**WHAT TO DO**:
Each entry has to be copied exactly, with nothing missed.

**THE RECORDS**:
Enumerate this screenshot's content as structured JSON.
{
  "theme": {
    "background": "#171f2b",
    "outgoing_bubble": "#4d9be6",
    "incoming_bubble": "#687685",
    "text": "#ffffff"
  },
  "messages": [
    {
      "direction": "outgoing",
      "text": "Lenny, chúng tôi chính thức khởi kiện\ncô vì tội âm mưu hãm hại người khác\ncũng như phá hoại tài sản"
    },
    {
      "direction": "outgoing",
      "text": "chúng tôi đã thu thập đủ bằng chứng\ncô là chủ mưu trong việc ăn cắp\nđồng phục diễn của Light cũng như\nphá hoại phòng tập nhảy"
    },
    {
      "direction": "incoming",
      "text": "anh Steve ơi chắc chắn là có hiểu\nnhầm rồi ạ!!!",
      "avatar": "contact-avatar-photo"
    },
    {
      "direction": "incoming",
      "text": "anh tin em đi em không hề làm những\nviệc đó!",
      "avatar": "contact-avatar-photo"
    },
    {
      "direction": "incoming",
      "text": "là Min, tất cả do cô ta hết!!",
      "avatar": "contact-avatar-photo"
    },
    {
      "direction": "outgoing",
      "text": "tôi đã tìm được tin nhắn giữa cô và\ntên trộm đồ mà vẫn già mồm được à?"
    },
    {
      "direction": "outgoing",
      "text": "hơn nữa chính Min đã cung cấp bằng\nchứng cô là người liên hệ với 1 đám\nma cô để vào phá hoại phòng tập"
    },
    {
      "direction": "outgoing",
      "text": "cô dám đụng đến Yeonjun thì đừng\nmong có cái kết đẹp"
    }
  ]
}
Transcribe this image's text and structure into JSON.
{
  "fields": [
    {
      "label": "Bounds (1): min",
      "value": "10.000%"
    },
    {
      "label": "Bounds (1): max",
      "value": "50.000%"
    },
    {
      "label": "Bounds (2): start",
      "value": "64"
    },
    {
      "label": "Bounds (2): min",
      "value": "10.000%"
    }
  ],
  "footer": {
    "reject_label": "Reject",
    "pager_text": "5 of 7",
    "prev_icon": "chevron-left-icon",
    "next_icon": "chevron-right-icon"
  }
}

**ANSWER SPACE**:
Enumerate this screenshot's content as structured JSON.
{
  "theme": {
    "background": "#171f2b",
    "outgoing_bubble": "#4d9be6",
    "incoming_bubble": "#687685",
    "text": "#ffffff"
  },
  "messages": [
    {
      "direction": "outgoing",
      "text": "Lenny, chúng tôi chính thức khởi kiện\ncô vì tội âm mưu hãm hại người khác\ncũng như phá hoại tài sản"
    },
    {
      "direction": "outgoing",
      "text": "chúng tôi đã thu thập đủ bằng chứng\ncô là chủ mưu trong việc ăn cắp\nđồng phục diễn của Light cũng như\nphá hoại phòng tập nhảy"
    },
    {
      "direction": "incoming",
      "text": "anh Steve ơi chắc chắn là có hiểu\nnhầm rồi ạ!!!",
      "avatar": "contact-avatar-photo"
    },
    {
      "direction": "incoming",
      "text": "anh tin em đi em không hề làm những\nviệc đó!",
      "avatar": "contact-avatar-photo"
    },
    {
      "direction": "incoming",
      "text": "là Min, tất cả do cô ta hết!!",
      "avatar": "contact-avatar-photo"
    },
    {
      "direction": "outgoing",
      "text": "tôi đã tìm được tin nhắn giữa cô và\ntên trộm đồ mà vẫn già mồm được à?"
    },
    {
      "direction": "outgoing",
      "text": "hơn nữa chính Min đã cung cấp bằng\nchứng cô là người liên hệ với 1 đám\nma cô để vào phá hoại phòng tập"
    },
    {
      "direction": "outgoing",
      "text": "cô dám đụng đến Yeonjun thì đừng\nmong có cái kết đẹp"
    }
  ]
}
Transcribe this image's text and structure into JSON.
{
  "fields": [
    {
      "label": "Bounds (1): min",
      "value": "10.000%"
    },
    {
      "label": "Bounds (1): max",
      "value": "50.000%"
    },
    {
      "label": "Bounds (2): start",
      "value": "64"
    },
    {
      "label": "Bounds (2): min",
      "value": "10.000%"
    }
  ],
  "footer": {
    "reject_label": "Reject",
    "pager_text": "5 of 7",
    "prev_icon": "chevron-left-icon",
    "next_icon": "chevron-right-icon"
  }
}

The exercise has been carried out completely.